[Web page and app entries]
##########
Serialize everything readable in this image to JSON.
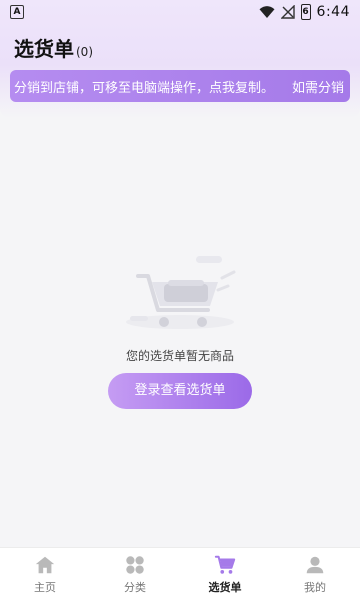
{
  "status": {
    "left_icon": "A",
    "time": "6:44",
    "battery": "6"
  },
  "header": {
    "title": "选货单",
    "count": "(0)"
  },
  "notice": {
    "text": "分销到店铺，可移至电脑端操作，点我复制。",
    "link": "如需分销"
  },
  "empty": {
    "message": "您的选货单暂无商品",
    "button": "登录查看选货单"
  },
  "tabbar": {
    "items": [
      {
        "label": "主页",
        "icon": "home-icon"
      },
      {
        "label": "分类",
        "icon": "category-icon"
      },
      {
        "label": "选货单",
        "icon": "cart-icon"
      },
      {
        "label": "我的",
        "icon": "user-icon"
      }
    ],
    "active_index": 2
  },
  "colors": {
    "accent": "#a57ae9",
    "accent_light": "#c59cf3",
    "inactive": "#b9b9b9"
  }
}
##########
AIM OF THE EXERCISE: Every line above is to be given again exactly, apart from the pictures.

EXERCISE RESULT:
Serialize everything readable in this image to JSON.
{
  "status": {
    "left_icon": "A",
    "time": "6:44",
    "battery": "6"
  },
  "header": {
    "title": "选货单",
    "count": "(0)"
  },
  "notice": {
    "text": "分销到店铺，可移至电脑端操作，点我复制。",
    "link": "如需分销"
  },
  "empty": {
    "message": "您的选货单暂无商品",
    "button": "登录查看选货单"
  },
  "tabbar": {
    "items": [
      {
        "label": "主页",
        "icon": "home-icon"
      },
      {
        "label": "分类",
        "icon": "category-icon"
      },
      {
        "label": "选货单",
        "icon": "cart-icon"
      },
      {
        "label": "我的",
        "icon": "user-icon"
      }
    ],
    "active_index": 2
  },
  "colors": {
    "accent": "#a57ae9",
    "accent_light": "#c59cf3",
    "inactive": "#b9b9b9"
  }
}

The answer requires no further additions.